**INFORMATION SHOWN**.
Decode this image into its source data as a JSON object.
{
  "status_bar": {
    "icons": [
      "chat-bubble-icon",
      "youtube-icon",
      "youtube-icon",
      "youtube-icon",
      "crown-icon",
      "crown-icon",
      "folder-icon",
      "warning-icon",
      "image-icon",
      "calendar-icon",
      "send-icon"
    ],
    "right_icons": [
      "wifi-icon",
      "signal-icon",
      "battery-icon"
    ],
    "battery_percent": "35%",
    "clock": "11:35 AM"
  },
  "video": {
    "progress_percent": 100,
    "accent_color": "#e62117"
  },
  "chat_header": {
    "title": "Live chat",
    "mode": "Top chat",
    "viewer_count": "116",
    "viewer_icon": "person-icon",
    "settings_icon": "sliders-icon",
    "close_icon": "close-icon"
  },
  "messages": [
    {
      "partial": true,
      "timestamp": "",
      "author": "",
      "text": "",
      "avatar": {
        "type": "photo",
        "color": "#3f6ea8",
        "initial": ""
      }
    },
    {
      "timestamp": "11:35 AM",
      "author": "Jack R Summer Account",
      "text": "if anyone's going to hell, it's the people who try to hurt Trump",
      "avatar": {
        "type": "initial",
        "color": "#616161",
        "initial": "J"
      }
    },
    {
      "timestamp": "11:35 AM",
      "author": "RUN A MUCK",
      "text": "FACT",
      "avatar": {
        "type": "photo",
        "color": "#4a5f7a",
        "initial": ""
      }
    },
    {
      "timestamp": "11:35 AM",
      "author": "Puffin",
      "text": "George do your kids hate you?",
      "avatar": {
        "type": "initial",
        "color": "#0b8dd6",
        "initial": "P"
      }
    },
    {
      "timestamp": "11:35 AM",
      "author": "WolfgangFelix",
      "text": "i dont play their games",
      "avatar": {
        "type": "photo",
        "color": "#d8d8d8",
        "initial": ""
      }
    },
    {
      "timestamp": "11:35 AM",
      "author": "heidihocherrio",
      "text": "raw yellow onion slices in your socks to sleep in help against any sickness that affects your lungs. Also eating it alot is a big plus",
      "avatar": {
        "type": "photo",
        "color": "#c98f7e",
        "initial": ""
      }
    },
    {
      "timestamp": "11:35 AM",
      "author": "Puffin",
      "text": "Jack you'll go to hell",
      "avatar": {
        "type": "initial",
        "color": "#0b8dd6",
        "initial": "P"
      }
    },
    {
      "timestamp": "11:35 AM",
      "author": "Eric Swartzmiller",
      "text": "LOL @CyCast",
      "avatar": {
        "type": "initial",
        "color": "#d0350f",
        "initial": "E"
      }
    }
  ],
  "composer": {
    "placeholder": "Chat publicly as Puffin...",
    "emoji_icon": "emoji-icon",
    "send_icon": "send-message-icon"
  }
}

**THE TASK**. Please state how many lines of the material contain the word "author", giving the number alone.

**TASK OUTPUT**. 8